It has been a whirlwind week for Arsenal Football Club with the announcement of Unai Emery’s appointment, transfer drama galore, and the official closing of the book on Arsene Wenger’s career in North London. In truth, there is much to be excited about for a club that has been saddled with the over-simplified narrative of a club in decline for at least the last 2 seasons. Emery has said all the right things in his press conferences, and a few jingoist implications from a few media members stuck in last century, his attempts at communicating in English have garnered respect from all corners. A busy summer transfer window is almost certainly in the cards for the club as they look to recapture their rightful place at or near the top of the Premier League.
That isn’t what I want to talk about today though, because I’m the midst of all of the excitement surrounding the Gunners, true ugliness was foisted upon the Emirates faithful this week in the form of the most heinous home shirt in the club’s history. Yes, Puma is back again this season as the club’s official kit supplier, and while some of their designs in the past have polarised opinion, the 2018/19 home kit has finally united this fractured fan base in near unanimous disapproval.
Resembling something closer to what Tottenham fans can expect to see in their new stadium when the NFL comes to London, the new shirt is an affront to both the traditions of the club’s classic home strip and to clothing design in general. In truth, you can almost see what they were trying to do, with the collar design loosely aping the complex converging panels at the neck of the 04/05 Nike home shirt, but they haven’t pulled it off. Puma have again added a second shade of red to the main body of the shirt, this time across the chest, to accent the heather-like texture of the torso. While these details seem to lack cohesion, nothing compares to the calamity that is the sleeves. Apparently inspired by after-dinner mints and ‘Where’s Waldo’ picture books, the sleeves have been wrapped with finely banded red and white stripes, the effect of which makes players look like they are wearing pink armbands. The effect is…striking.
So why have Puma done this to our timeless kit? After all, isn’t this the same company that fought tooth and nail to win Arsenal as the crown jewel in their club portfolio? The simple answer is that they were trying something different and it didn’t quite come off. However, the conspiracy theorist in me cannot help but think this is Puma’s revenge for the reports stating the club will likely not renew their deal with the German kit supplier following the 2018/19 season.

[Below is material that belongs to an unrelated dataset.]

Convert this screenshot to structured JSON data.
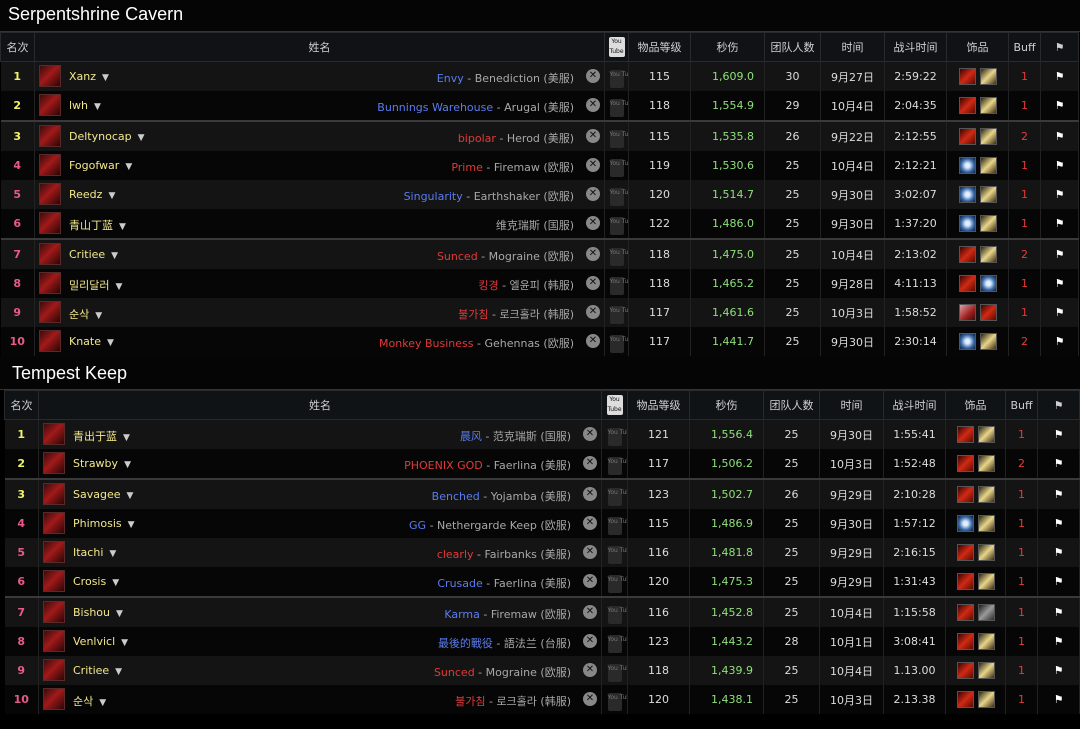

Arsenal have been linked with both Adidas and Nike to take over from Puma, with a significant rise on the reported ~£30 million the club currently receive annually. It will end a 5 year relationship that produced perhaps more complaints from fans than was anticipated when the deal was consummated.
Puma has not been afraid to tinker with the formula during their time as Arsenal’s supplier, and their third choice kits have generally been bold and unique in the colours used, but many are longing for a return to a more traditional look. With the modern football fan starting to resemble the ball more than the players in their physique, Puma’s tight, almost compression style shirts have caused many fans to avoid the authentic article, opting instead for the more relaxed fitting replicas. Fan support seems solidly behind the team moving back to either Adidas or Nike next season, and Puma, for their part, have increased their portfolio of clubs since the original pact was struck. Perhaps it is time for both club and company to move in different directions, with Arsenal returning to a familiar place and Puma free to experiment with the shirt designs of other clubs.